The day after Thanksgiving I purchased a beat-up but beautiful old edition of Bulfinch’s Mythology. I flipped open the fusty book and landed on the fable of Hero and Leander. It’s a brief entry in Bulfinch’s but the tale of love and tragedy is potent. It has captured the imagination of the poets Byron and Keats and the painters Turner and Twombly.
Two lovers, Hero and Leander, are separated by a strait (which was once swam by Byron to prove it could be done). So it was, Leander swam the strait night after night to visit his lover, who lit a torch from her tower to guide his way. One fateful winter night, a storm caused rough waters and the wind extinguished Hero’s torch. Leander perished and Hero, in agony, leapt from the tower to her death.

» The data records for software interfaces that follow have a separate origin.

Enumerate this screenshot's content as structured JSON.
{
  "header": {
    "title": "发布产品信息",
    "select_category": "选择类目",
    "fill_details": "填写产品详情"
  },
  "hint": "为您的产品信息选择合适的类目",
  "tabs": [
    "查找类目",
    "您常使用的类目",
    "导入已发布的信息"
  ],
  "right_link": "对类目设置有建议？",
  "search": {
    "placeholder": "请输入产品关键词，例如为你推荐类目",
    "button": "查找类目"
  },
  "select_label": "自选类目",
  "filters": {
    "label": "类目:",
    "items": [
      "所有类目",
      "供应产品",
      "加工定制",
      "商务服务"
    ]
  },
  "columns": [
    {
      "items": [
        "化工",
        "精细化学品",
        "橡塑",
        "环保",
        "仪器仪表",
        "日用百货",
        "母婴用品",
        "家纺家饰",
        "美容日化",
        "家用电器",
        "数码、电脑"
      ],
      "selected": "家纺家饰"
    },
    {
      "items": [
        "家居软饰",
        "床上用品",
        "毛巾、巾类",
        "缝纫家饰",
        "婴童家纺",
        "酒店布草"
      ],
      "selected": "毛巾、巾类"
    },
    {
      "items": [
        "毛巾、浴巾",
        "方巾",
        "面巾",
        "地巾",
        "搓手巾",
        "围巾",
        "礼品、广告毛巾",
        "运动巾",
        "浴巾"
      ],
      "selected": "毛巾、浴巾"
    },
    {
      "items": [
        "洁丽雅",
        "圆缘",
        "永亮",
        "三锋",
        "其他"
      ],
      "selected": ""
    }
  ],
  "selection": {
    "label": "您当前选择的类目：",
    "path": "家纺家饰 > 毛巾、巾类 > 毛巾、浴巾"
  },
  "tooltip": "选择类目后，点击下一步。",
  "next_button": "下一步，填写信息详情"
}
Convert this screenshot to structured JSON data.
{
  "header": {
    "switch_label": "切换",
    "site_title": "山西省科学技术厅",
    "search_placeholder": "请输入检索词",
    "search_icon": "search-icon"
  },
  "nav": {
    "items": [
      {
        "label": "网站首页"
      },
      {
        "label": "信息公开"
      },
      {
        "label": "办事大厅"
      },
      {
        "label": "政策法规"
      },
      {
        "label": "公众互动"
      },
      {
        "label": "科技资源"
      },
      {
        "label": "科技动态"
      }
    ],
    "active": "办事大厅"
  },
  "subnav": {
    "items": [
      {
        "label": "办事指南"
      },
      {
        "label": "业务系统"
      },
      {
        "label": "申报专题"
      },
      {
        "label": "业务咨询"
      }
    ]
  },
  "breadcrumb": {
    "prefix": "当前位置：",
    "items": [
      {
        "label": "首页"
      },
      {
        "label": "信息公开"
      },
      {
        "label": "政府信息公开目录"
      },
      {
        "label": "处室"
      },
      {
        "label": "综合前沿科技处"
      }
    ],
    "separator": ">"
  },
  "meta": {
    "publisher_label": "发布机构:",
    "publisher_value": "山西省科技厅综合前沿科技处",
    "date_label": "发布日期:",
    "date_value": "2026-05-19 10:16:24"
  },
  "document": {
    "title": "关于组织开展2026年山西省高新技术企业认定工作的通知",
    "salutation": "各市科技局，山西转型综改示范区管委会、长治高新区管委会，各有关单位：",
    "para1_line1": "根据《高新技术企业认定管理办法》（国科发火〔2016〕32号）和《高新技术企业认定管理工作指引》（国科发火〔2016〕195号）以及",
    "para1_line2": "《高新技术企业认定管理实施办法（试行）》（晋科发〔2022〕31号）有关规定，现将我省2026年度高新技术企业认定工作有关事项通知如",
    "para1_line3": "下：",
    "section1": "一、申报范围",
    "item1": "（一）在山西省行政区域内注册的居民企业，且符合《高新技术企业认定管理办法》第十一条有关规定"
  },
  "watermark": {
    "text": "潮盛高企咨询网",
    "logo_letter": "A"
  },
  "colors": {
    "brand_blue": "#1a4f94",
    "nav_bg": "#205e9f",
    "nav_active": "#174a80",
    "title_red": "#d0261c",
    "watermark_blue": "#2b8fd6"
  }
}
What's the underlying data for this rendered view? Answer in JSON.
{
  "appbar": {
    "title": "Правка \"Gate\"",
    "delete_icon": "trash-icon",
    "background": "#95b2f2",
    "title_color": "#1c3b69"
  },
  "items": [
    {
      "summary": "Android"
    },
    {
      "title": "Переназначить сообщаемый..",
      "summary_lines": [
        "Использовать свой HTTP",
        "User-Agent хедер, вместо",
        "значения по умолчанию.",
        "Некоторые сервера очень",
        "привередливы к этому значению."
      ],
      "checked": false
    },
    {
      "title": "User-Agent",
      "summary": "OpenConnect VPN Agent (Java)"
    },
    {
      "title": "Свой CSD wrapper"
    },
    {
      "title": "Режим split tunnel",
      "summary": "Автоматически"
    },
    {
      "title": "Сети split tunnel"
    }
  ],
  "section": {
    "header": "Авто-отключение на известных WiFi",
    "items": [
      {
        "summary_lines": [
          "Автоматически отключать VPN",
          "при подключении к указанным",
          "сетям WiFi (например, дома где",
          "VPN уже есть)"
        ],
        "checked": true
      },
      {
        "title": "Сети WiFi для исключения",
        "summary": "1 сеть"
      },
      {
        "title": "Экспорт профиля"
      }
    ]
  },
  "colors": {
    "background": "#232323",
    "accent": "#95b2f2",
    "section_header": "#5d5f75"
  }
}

The plausibility of Hero and Leander’s story makes it so much more powerful. So much so, that many, in the tradition of Byron, swim the strait of Hellespont every year (now known as the Dardanelles) to prove, and maybe to experience, Leander’s nightly feat.
The winds are high on Helle’s wave,
As on that night of stormiest weather,
When Love, who sent, forgot to save,
The young, the beautiful, the brave…
words Mark Ho-Kane
image Hero and Leander by Mark Ho-Kane
image Hero and Leander's Farewell by William Turner
image Bulfinch's Mythology, 1963
image Hero and Leander by Cy Twombly
image New York Times map, 1915